Being confined to a wheelchair for twenty-six years didn't diminish Darius Milhaud's pleasure in life one bit. Characteristically upbeat he readily acknowledged that a principle source of his happiness came through his marriage to his cousin Madeleine. Together they continued to travel all over Europe and the US. After spending the war years in America, the Milhauds returned to Paris and subsequently divided their time between the two continents.
Milhaud defined himself as both a Frenchman from Provence and a Jew.

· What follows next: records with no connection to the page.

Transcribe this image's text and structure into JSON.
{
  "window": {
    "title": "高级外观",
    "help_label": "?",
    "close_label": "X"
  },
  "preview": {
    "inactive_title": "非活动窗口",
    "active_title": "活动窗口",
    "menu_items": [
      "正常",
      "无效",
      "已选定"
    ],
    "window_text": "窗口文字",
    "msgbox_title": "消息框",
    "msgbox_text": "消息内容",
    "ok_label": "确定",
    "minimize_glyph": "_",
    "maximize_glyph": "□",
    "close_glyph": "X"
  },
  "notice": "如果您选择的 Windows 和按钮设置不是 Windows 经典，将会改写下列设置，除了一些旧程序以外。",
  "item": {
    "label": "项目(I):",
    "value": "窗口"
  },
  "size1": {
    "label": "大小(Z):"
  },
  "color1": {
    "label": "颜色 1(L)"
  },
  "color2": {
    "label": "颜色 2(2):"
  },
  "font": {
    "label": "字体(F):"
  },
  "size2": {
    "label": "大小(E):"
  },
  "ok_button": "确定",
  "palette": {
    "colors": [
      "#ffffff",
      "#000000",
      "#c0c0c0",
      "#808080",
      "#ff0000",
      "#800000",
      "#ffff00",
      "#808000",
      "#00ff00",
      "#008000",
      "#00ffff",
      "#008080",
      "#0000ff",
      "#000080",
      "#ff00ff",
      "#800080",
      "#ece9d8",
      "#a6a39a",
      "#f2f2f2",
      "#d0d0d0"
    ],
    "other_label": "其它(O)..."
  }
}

The Psalms of David reflect his attachment to his faith while compositions like the Stanford Serenade which he wrote in 1969 fill the air with Mediterranean colour. By contrast Kentuckiana brings alive Milhaud's natural ability to soak up the culture surrounding him.